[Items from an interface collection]

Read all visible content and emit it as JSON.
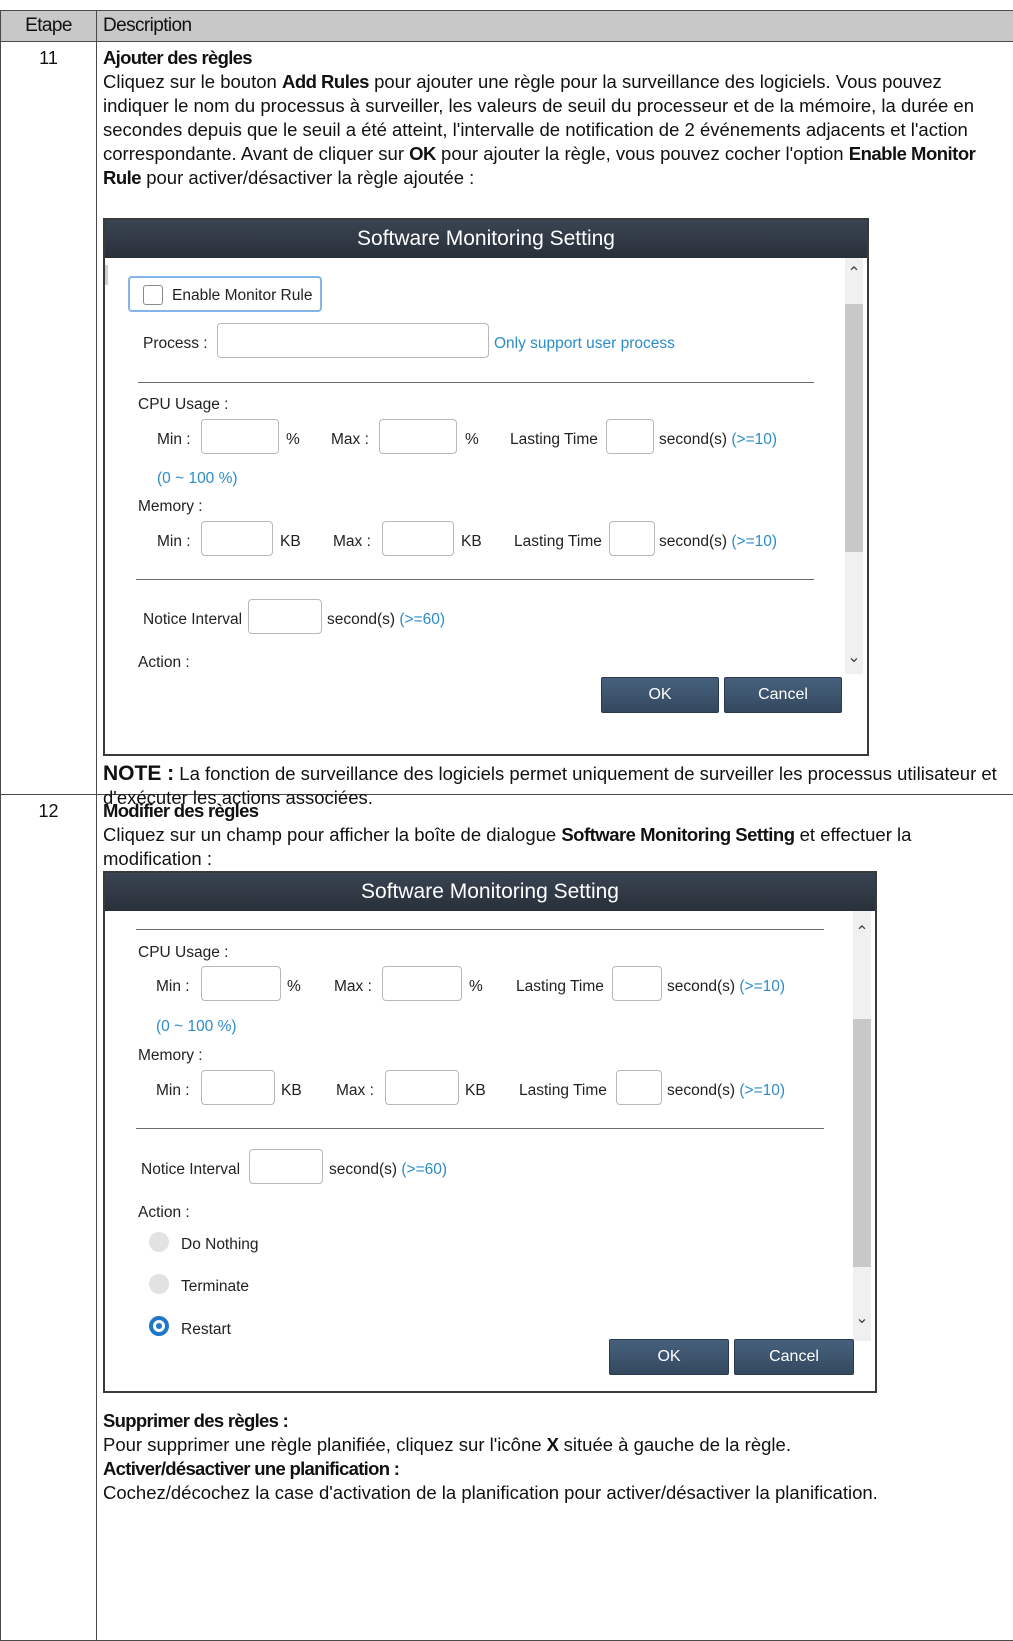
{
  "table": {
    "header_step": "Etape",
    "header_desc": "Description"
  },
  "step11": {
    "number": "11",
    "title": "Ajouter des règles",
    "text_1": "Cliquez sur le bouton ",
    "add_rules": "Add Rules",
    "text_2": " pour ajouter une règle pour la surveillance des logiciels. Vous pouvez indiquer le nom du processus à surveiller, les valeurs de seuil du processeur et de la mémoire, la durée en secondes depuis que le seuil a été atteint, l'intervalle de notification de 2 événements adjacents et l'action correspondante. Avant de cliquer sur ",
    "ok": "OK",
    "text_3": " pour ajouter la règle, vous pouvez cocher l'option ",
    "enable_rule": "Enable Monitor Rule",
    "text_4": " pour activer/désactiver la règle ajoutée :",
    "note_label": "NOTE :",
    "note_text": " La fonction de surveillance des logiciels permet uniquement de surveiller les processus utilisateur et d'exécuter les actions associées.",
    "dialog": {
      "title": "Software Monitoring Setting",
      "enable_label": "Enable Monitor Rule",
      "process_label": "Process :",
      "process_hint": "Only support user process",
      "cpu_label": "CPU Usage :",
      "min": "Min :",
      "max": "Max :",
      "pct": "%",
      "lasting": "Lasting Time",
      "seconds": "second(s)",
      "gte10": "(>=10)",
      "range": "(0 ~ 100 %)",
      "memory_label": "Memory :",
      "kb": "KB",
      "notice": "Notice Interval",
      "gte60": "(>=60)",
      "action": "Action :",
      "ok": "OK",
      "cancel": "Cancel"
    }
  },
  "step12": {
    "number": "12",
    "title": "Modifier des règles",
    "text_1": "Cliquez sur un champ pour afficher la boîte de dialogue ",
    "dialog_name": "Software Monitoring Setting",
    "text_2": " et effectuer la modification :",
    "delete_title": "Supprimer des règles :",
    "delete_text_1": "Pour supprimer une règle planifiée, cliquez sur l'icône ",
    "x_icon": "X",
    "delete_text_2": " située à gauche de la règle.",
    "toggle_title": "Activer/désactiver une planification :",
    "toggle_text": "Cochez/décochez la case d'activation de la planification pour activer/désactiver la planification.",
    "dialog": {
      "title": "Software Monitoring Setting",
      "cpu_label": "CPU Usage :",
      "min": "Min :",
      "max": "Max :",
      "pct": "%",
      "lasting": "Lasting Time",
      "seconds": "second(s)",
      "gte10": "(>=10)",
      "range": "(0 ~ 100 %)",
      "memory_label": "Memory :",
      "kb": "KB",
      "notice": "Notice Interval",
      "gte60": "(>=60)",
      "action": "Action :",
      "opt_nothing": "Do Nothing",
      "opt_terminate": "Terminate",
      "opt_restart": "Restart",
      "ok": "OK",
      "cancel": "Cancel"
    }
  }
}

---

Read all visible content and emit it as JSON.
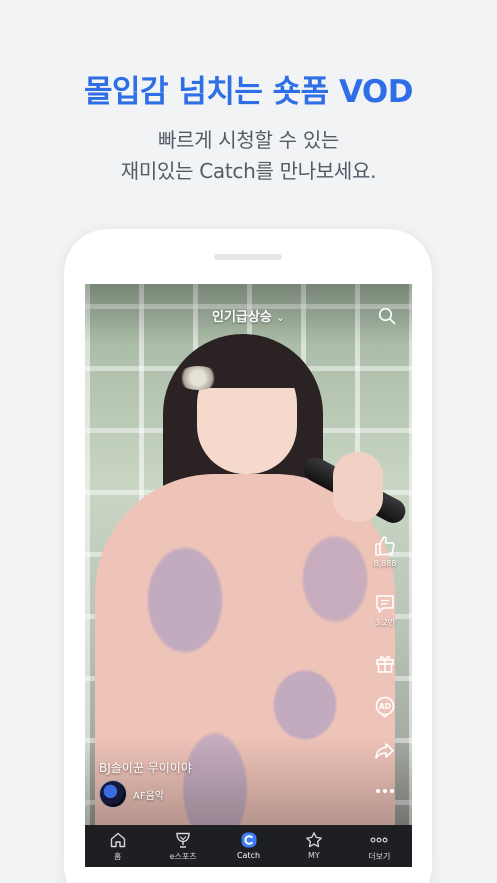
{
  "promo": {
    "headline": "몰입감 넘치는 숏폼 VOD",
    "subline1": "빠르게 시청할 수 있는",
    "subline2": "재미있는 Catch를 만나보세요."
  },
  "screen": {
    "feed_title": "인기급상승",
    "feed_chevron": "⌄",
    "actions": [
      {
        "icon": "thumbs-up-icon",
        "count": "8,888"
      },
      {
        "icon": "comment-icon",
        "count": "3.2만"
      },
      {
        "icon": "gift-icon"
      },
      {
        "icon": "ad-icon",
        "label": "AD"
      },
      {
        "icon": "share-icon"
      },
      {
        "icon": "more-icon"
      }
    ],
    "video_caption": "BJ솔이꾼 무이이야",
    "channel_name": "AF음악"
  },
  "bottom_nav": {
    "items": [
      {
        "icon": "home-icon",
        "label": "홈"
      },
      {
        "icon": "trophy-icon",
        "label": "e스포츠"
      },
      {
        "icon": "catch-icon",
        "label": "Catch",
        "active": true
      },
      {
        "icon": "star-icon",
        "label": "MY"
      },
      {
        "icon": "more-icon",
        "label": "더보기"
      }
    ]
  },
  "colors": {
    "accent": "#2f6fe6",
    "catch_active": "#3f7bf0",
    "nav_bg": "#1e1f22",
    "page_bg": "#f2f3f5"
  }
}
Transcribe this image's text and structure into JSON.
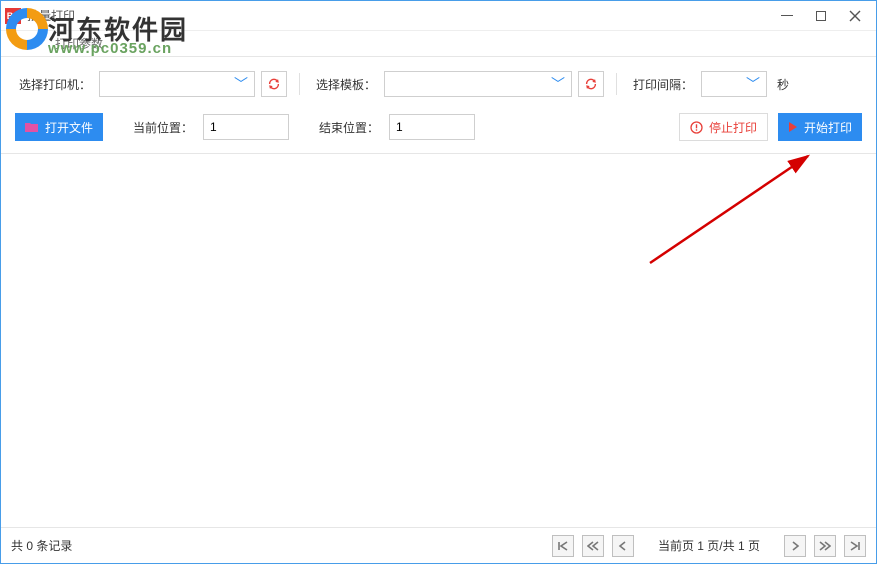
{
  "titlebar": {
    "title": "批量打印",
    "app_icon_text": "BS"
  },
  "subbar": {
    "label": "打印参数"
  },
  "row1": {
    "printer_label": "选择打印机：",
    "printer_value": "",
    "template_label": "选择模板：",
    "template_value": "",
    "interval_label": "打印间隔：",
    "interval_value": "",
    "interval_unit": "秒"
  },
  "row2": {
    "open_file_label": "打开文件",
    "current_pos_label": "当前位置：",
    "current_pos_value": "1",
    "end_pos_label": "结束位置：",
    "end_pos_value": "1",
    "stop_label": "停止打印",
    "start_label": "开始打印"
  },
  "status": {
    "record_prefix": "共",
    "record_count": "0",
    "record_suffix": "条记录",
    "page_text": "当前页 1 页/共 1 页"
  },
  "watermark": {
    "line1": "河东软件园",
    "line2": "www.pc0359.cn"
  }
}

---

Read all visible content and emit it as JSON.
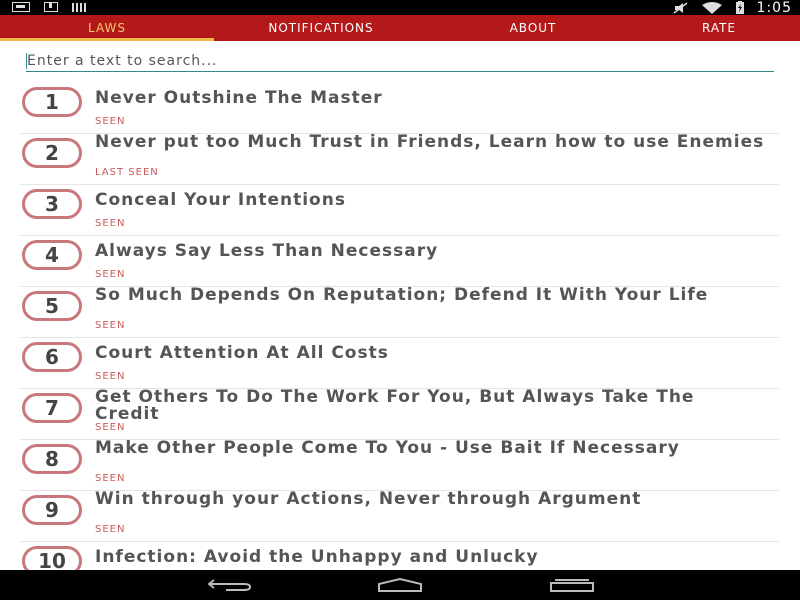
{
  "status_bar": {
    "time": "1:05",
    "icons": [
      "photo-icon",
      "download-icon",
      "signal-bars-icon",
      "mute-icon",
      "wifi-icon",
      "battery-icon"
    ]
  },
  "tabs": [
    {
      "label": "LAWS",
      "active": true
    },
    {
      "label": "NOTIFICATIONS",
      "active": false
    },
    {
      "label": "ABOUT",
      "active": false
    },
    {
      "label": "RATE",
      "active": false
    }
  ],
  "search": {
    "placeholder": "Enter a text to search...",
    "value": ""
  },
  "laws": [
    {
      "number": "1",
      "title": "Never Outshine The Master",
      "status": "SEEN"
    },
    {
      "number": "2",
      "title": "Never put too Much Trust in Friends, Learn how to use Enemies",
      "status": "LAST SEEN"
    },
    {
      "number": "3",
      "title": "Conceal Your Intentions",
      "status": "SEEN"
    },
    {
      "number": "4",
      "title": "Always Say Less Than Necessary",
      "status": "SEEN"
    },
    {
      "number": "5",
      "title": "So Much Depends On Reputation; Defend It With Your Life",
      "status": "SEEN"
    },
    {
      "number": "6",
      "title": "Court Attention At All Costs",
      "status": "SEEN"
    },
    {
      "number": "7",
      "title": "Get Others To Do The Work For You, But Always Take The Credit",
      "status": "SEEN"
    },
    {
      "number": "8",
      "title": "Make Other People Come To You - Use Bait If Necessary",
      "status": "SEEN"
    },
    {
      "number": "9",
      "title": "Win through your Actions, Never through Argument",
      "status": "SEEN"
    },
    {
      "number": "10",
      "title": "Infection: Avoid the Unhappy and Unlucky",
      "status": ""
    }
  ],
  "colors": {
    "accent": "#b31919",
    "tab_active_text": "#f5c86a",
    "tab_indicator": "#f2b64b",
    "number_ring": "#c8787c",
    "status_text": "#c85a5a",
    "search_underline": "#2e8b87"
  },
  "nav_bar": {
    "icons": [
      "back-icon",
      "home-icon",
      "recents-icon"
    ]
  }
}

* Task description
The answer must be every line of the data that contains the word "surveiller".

* Response area
    "text_2": " pour ajouter une règle pour la surveillance des logiciels. Vous pouvez indiquer le nom du processus à surveiller, les valeurs de seuil du processeur et de la mémoire, la durée en secondes depuis que le seuil a été atteint, l'intervalle de notification de 2 événements adjacents et l'action correspondante. Avant de cliquer sur ",
    "note_text": " La fonction de surveillance des logiciels permet uniquement de surveiller les processus utilisateur et d'exécuter les actions associées.",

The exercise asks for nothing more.